2019 Wimbledon – Djokovic (7-6, 1-6, 7-6, 4-6, 13-12)
Tragically, Federer was not able to close out the Wimbledon final with two match points. Federer led Djokovic in more aces, first serves in, wins on first serves, wins on second serves, net points won, breakpoints won, receiving points won, and winners. He also had fewer double faults and errors.
Both players were in great form. Federer’s hit his backhands down with authority and grace; he could dictate with the forehand and played some exquisite volleys at the net.
Djokovic’s groundstrokes were hit with accuracy, reaching far into the corners out of Federer’s reach. His own backhand down the line was reliable as ever, taking Federer by surprise and forcing an error or a weak response.
But after Federer’s match points had been and gone, Djokovic was able to mount an impressive comeback underpinned by his mental strength. Djokovic was split-stepping with energy and verve, while Federer appeared slightly fatigued.
After a shank from Federer on Djokovic’s match point, it was all over. For the third time, Djokovic denied Federer another Wimbledon title.
2019 ATP Finals – Federer (6-4, 6-3)
Federer had a firm response after his Wimbledon defeat. In winning their next match at the O2 arena, he went through to the semi-finals and ended Djokovic’s chance to become the year-end number one.
Most significantly, it was the first match Federer had won against Djokovic since 2015. Federer’s serving was impeccable. He judiciously used aces to close out games, and 70% of his first serves went down the line.
Djokovic could only return 36% of them, hampered by Swiss precision. Federer had confidence on the backhand, hitting penetrating shots crosscourt and down the line.
Overall, his depth of shot-making was consistent, and together with the fast court speed, he was able to keep Djokovic on the back foot and force an error.
Federer took every opportunity to attack, as in Shanghai, to make the points brief and efficient. Federer’s movement was excellent, reaching balls laterally with ease and keeping him in the rally.
Conclusions – Explaining Shifts in Dominance
From 2006 until 2013, Federer was dominant over Djokovic for three main reasons. The first is that Federer had more match experience and development to call upon in their matches because he had turned pro five years earlier.
Secondly, Federer’s high level of tennis was very consistent because he reached his peak abilities (from 2004 until 2007).

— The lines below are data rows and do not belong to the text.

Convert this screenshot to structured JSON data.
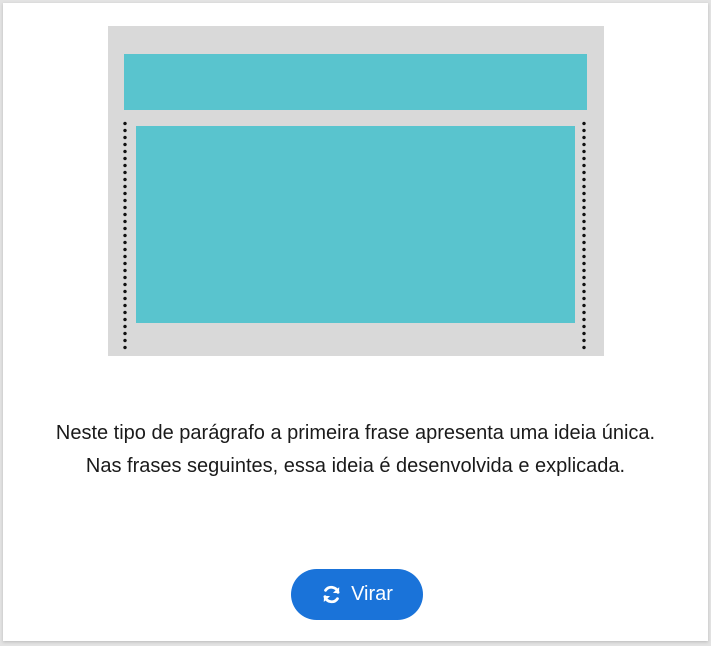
{
  "colors": {
    "accent": "#1a73d9",
    "teal_block": "#59c4ce",
    "illustration_bg": "#d9d9d9"
  },
  "illustration": {
    "type": "paragraph-structure-diagram"
  },
  "text": {
    "line1": "Neste tipo de parágrafo a primeira frase apresenta uma ideia única.",
    "line2": "Nas frases seguintes, essa ideia é desenvolvida e explicada."
  },
  "button": {
    "label": "Virar",
    "icon": "refresh-icon"
  }
}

This peak also featured Federer’s largest rate of increase in grand slam titles, winning three in 2007. Djokovic, by contrast, would have no major titles to his name until the 2008 Australian Open.
The third reason is that the huge gap Federer managed to create in the H2H matches in 2010, specifically aided by the faster court conditions of four successive tournament meetings – the US Open, Shanghai and Basel Masters, and the ATP Finals. These surfaces complemented Federer’s aggressive style of play.
From the end of 2013 until just before the 2015 Wimbledon final, Djokovic became a greater challenger to Federer because his relative form had improved sufficiently.
In 2014 Djokovic reclaimed the world number one ranking and gained confidence with a haul of victories; the Sunshine Double, Rome, Wimbledon, Beijing, Paris and the ATP Finals.
Federer, however, remained one step ahead. A definitive reason for this is not clear. Perhaps it was luck or court conditions that kept him in front. Either way, Federer’s greater experience must have again played a part in these matches.
From the 2015 Wimbledon final until the present day, Djokovic equalled Federer, then overtook him in their H2H matches. I don’t think differing levels of skill can account for this.
The 2019 Wimbledon final proved that Federer remained a deadly opponent for Djokovic in the most important of tournaments. But age and injury may have limited Federer’s movement to such a point that the comparatively younger Djokovic has managed to claim more matches.
But one question remains unanswered – can Djokovic win another major and surpass Federer for twenty-one grand slams? Surely, next year’s 2022 season will tell.